“Upon receiving recent results, we began to make plans to send you home and continue instruction online, as we did last spring,” said Notre Dame’s president, the Reverend John I. Jenkins, in an announcement streamed online. “We have decided to take steps short of sending students home, at least for the time being, while protecting the health and safety of the campus community.”
Public spaces on campus will be closed, residence halls will be restricted to residents only and off-campus students will be asked to not come to campus for the two-week period.
The goal is to tame the spread of the virus so that the university can resume in-person instruction. But if the steps aren’t successful, Notre Dame will send students home, Jenkins said.
Michigan State is in a different situation, as it had yet to hold move-in days for undergraduates. Its decision comes less than 10 days before students were slated to move back onto campus by appointment between Aug. 27 and Aug. 31. Both in-person and online instruction was scheduled to begin Sept. 2.
But Michigan State’s president, Dr. Samuel L. Stanley, had already started backing away from fall reopening plans. He sent an email to students and parents Aug. 3 saying, "If you can live safely and study successfully at home, we encourage you to consider that option for the fall semester," because most first-year students would have course schedules that are completely online.
Michigan State's Tuesday announcement came with some exceptions -- for graduate programs and those in certain other colleges. Research initiatives will also continue.

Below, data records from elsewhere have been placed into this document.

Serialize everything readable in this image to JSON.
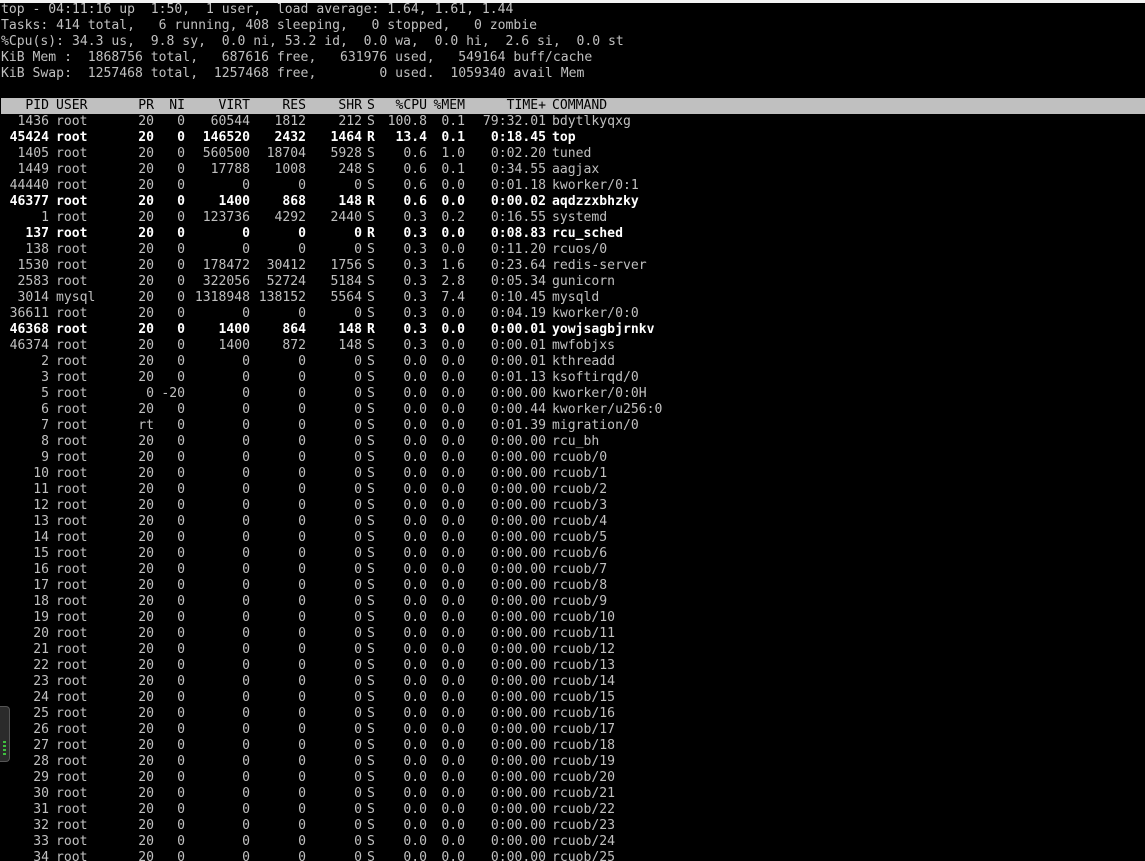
{
  "summary": {
    "uptime_line": "top - 04:11:16 up  1:50,  1 user,  load average: 1.64, 1.61, 1.44",
    "tasks_line": "Tasks: 414 total,   6 running, 408 sleeping,   0 stopped,   0 zombie",
    "cpu_line": "%Cpu(s): 34.3 us,  9.8 sy,  0.0 ni, 53.2 id,  0.0 wa,  0.0 hi,  2.6 si,  0.0 st",
    "mem_line": "KiB Mem :  1868756 total,   687616 free,   631976 used,   549164 buff/cache",
    "swap_line": "KiB Swap:  1257468 total,  1257468 free,        0 used.  1059340 avail Mem"
  },
  "columns": [
    "PID",
    "USER",
    "PR",
    "NI",
    "VIRT",
    "RES",
    "SHR",
    "S",
    "%CPU",
    "%MEM",
    "TIME+",
    "COMMAND"
  ],
  "processes": [
    [
      "1436",
      "root",
      "20",
      "0",
      "60544",
      "1812",
      "212",
      "S",
      "100.8",
      "0.1",
      "79:32.01",
      "bdytlkyqxg"
    ],
    [
      "45424",
      "root",
      "20",
      "0",
      "146520",
      "2432",
      "1464",
      "R",
      "13.4",
      "0.1",
      "0:18.45",
      "top"
    ],
    [
      "1405",
      "root",
      "20",
      "0",
      "560500",
      "18704",
      "5928",
      "S",
      "0.6",
      "1.0",
      "0:02.20",
      "tuned"
    ],
    [
      "1449",
      "root",
      "20",
      "0",
      "17788",
      "1008",
      "248",
      "S",
      "0.6",
      "0.1",
      "0:34.55",
      "aagjax"
    ],
    [
      "44440",
      "root",
      "20",
      "0",
      "0",
      "0",
      "0",
      "S",
      "0.6",
      "0.0",
      "0:01.18",
      "kworker/0:1"
    ],
    [
      "46377",
      "root",
      "20",
      "0",
      "1400",
      "868",
      "148",
      "R",
      "0.6",
      "0.0",
      "0:00.02",
      "aqdzzxbhzky"
    ],
    [
      "1",
      "root",
      "20",
      "0",
      "123736",
      "4292",
      "2440",
      "S",
      "0.3",
      "0.2",
      "0:16.55",
      "systemd"
    ],
    [
      "137",
      "root",
      "20",
      "0",
      "0",
      "0",
      "0",
      "R",
      "0.3",
      "0.0",
      "0:08.83",
      "rcu_sched"
    ],
    [
      "138",
      "root",
      "20",
      "0",
      "0",
      "0",
      "0",
      "S",
      "0.3",
      "0.0",
      "0:11.20",
      "rcuos/0"
    ],
    [
      "1530",
      "root",
      "20",
      "0",
      "178472",
      "30412",
      "1756",
      "S",
      "0.3",
      "1.6",
      "0:23.64",
      "redis-server"
    ],
    [
      "2583",
      "root",
      "20",
      "0",
      "322056",
      "52724",
      "5184",
      "S",
      "0.3",
      "2.8",
      "0:05.34",
      "gunicorn"
    ],
    [
      "3014",
      "mysql",
      "20",
      "0",
      "1318948",
      "138152",
      "5564",
      "S",
      "0.3",
      "7.4",
      "0:10.45",
      "mysqld"
    ],
    [
      "36611",
      "root",
      "20",
      "0",
      "0",
      "0",
      "0",
      "S",
      "0.3",
      "0.0",
      "0:04.19",
      "kworker/0:0"
    ],
    [
      "46368",
      "root",
      "20",
      "0",
      "1400",
      "864",
      "148",
      "R",
      "0.3",
      "0.0",
      "0:00.01",
      "yowjsagbjrnkv"
    ],
    [
      "46374",
      "root",
      "20",
      "0",
      "1400",
      "872",
      "148",
      "S",
      "0.3",
      "0.0",
      "0:00.01",
      "mwfobjxs"
    ],
    [
      "2",
      "root",
      "20",
      "0",
      "0",
      "0",
      "0",
      "S",
      "0.0",
      "0.0",
      "0:00.01",
      "kthreadd"
    ],
    [
      "3",
      "root",
      "20",
      "0",
      "0",
      "0",
      "0",
      "S",
      "0.0",
      "0.0",
      "0:01.13",
      "ksoftirqd/0"
    ],
    [
      "5",
      "root",
      "0",
      "-20",
      "0",
      "0",
      "0",
      "S",
      "0.0",
      "0.0",
      "0:00.00",
      "kworker/0:0H"
    ],
    [
      "6",
      "root",
      "20",
      "0",
      "0",
      "0",
      "0",
      "S",
      "0.0",
      "0.0",
      "0:00.44",
      "kworker/u256:0"
    ],
    [
      "7",
      "root",
      "rt",
      "0",
      "0",
      "0",
      "0",
      "S",
      "0.0",
      "0.0",
      "0:01.39",
      "migration/0"
    ],
    [
      "8",
      "root",
      "20",
      "0",
      "0",
      "0",
      "0",
      "S",
      "0.0",
      "0.0",
      "0:00.00",
      "rcu_bh"
    ],
    [
      "9",
      "root",
      "20",
      "0",
      "0",
      "0",
      "0",
      "S",
      "0.0",
      "0.0",
      "0:00.00",
      "rcuob/0"
    ],
    [
      "10",
      "root",
      "20",
      "0",
      "0",
      "0",
      "0",
      "S",
      "0.0",
      "0.0",
      "0:00.00",
      "rcuob/1"
    ],
    [
      "11",
      "root",
      "20",
      "0",
      "0",
      "0",
      "0",
      "S",
      "0.0",
      "0.0",
      "0:00.00",
      "rcuob/2"
    ],
    [
      "12",
      "root",
      "20",
      "0",
      "0",
      "0",
      "0",
      "S",
      "0.0",
      "0.0",
      "0:00.00",
      "rcuob/3"
    ],
    [
      "13",
      "root",
      "20",
      "0",
      "0",
      "0",
      "0",
      "S",
      "0.0",
      "0.0",
      "0:00.00",
      "rcuob/4"
    ],
    [
      "14",
      "root",
      "20",
      "0",
      "0",
      "0",
      "0",
      "S",
      "0.0",
      "0.0",
      "0:00.00",
      "rcuob/5"
    ],
    [
      "15",
      "root",
      "20",
      "0",
      "0",
      "0",
      "0",
      "S",
      "0.0",
      "0.0",
      "0:00.00",
      "rcuob/6"
    ],
    [
      "16",
      "root",
      "20",
      "0",
      "0",
      "0",
      "0",
      "S",
      "0.0",
      "0.0",
      "0:00.00",
      "rcuob/7"
    ],
    [
      "17",
      "root",
      "20",
      "0",
      "0",
      "0",
      "0",
      "S",
      "0.0",
      "0.0",
      "0:00.00",
      "rcuob/8"
    ],
    [
      "18",
      "root",
      "20",
      "0",
      "0",
      "0",
      "0",
      "S",
      "0.0",
      "0.0",
      "0:00.00",
      "rcuob/9"
    ],
    [
      "19",
      "root",
      "20",
      "0",
      "0",
      "0",
      "0",
      "S",
      "0.0",
      "0.0",
      "0:00.00",
      "rcuob/10"
    ],
    [
      "20",
      "root",
      "20",
      "0",
      "0",
      "0",
      "0",
      "S",
      "0.0",
      "0.0",
      "0:00.00",
      "rcuob/11"
    ],
    [
      "21",
      "root",
      "20",
      "0",
      "0",
      "0",
      "0",
      "S",
      "0.0",
      "0.0",
      "0:00.00",
      "rcuob/12"
    ],
    [
      "22",
      "root",
      "20",
      "0",
      "0",
      "0",
      "0",
      "S",
      "0.0",
      "0.0",
      "0:00.00",
      "rcuob/13"
    ],
    [
      "23",
      "root",
      "20",
      "0",
      "0",
      "0",
      "0",
      "S",
      "0.0",
      "0.0",
      "0:00.00",
      "rcuob/14"
    ],
    [
      "24",
      "root",
      "20",
      "0",
      "0",
      "0",
      "0",
      "S",
      "0.0",
      "0.0",
      "0:00.00",
      "rcuob/15"
    ],
    [
      "25",
      "root",
      "20",
      "0",
      "0",
      "0",
      "0",
      "S",
      "0.0",
      "0.0",
      "0:00.00",
      "rcuob/16"
    ],
    [
      "26",
      "root",
      "20",
      "0",
      "0",
      "0",
      "0",
      "S",
      "0.0",
      "0.0",
      "0:00.00",
      "rcuob/17"
    ],
    [
      "27",
      "root",
      "20",
      "0",
      "0",
      "0",
      "0",
      "S",
      "0.0",
      "0.0",
      "0:00.00",
      "rcuob/18"
    ],
    [
      "28",
      "root",
      "20",
      "0",
      "0",
      "0",
      "0",
      "S",
      "0.0",
      "0.0",
      "0:00.00",
      "rcuob/19"
    ],
    [
      "29",
      "root",
      "20",
      "0",
      "0",
      "0",
      "0",
      "S",
      "0.0",
      "0.0",
      "0:00.00",
      "rcuob/20"
    ],
    [
      "30",
      "root",
      "20",
      "0",
      "0",
      "0",
      "0",
      "S",
      "0.0",
      "0.0",
      "0:00.00",
      "rcuob/21"
    ],
    [
      "31",
      "root",
      "20",
      "0",
      "0",
      "0",
      "0",
      "S",
      "0.0",
      "0.0",
      "0:00.00",
      "rcuob/22"
    ],
    [
      "32",
      "root",
      "20",
      "0",
      "0",
      "0",
      "0",
      "S",
      "0.0",
      "0.0",
      "0:00.00",
      "rcuob/23"
    ],
    [
      "33",
      "root",
      "20",
      "0",
      "0",
      "0",
      "0",
      "S",
      "0.0",
      "0.0",
      "0:00.00",
      "rcuob/24"
    ],
    [
      "34",
      "root",
      "20",
      "0",
      "0",
      "0",
      "0",
      "S",
      "0.0",
      "0.0",
      "0:00.00",
      "rcuob/25"
    ]
  ],
  "colors": {
    "background": "#000000",
    "text": "#c0c0c0",
    "running_text": "#ffffff",
    "header_bar": "#c0c0c0"
  },
  "side_widget_icon": "panel-handle-icon"
}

"Given the current status of the virus in our country -- particularly what we are seeing at other institutions as they re-populate their campus communities -- it has become evident to me that, despite our best efforts and strong planning, it is unlikely we can prevent widespread transmission of COVID-19 between students if our undergraduates return to campus," wrote Stanley, who is a physician.
The moves come the day after the University of North Carolina at Chapel Hill pulled the plug on in-person classes after just one week. Chapel Hill told students to return home and be ready to complete classes online after a large number of students tested positive for COVID-19 infections last week and the campus’s testing positivity rate spiked to 13.6 percent.
Check back for more developments on this breaking story.